The Mestizo as Crucible
First page of The Mestizo: The Crux of the Matter.
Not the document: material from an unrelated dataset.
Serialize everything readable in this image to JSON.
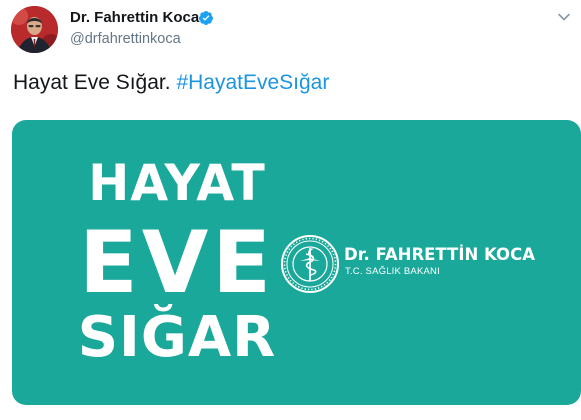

The very title of this monograph, The Mestizo As Crucible, is a minor example of opening-up words or of unraveling words like a ball of wool. Unraveling Words and the Weaving of Water is the title of a bilingual Spanish/English anthology of poems by Cecilia Vicuña whose forthcoming book is Palabrir (to open-up words). My attempt could be called contagious imitation, except for the fact that both Vicuna and the African-French Maunick practice, in addition to their interest in the actual roots of words, a poetic etymology directly inherited from oral discourse. They listen or “pray” to a word, and the word answers; the universes of sensations, emotions, and memories of things never seen, may often seem nothing but the ultra-subjective self-projection of the poets. The astonishing feat is that they draw the reader into these universes, which, thus, cease to be idiosyncratic and become, well, universal but certainly not in a euro-centric, essentializing sense. The word “universal” is understood here in the strictly etymological sense used and opened up by Michel Serres in his book dedicated to the third man: Universel veut dire: ce qui, unique, verse pourtant dans tous les sens, (universal means that which, although unique, pours into all directions). These poetic universes are independent. They are realms of freedom, as they liberate the reader from the impediments caused by deixis.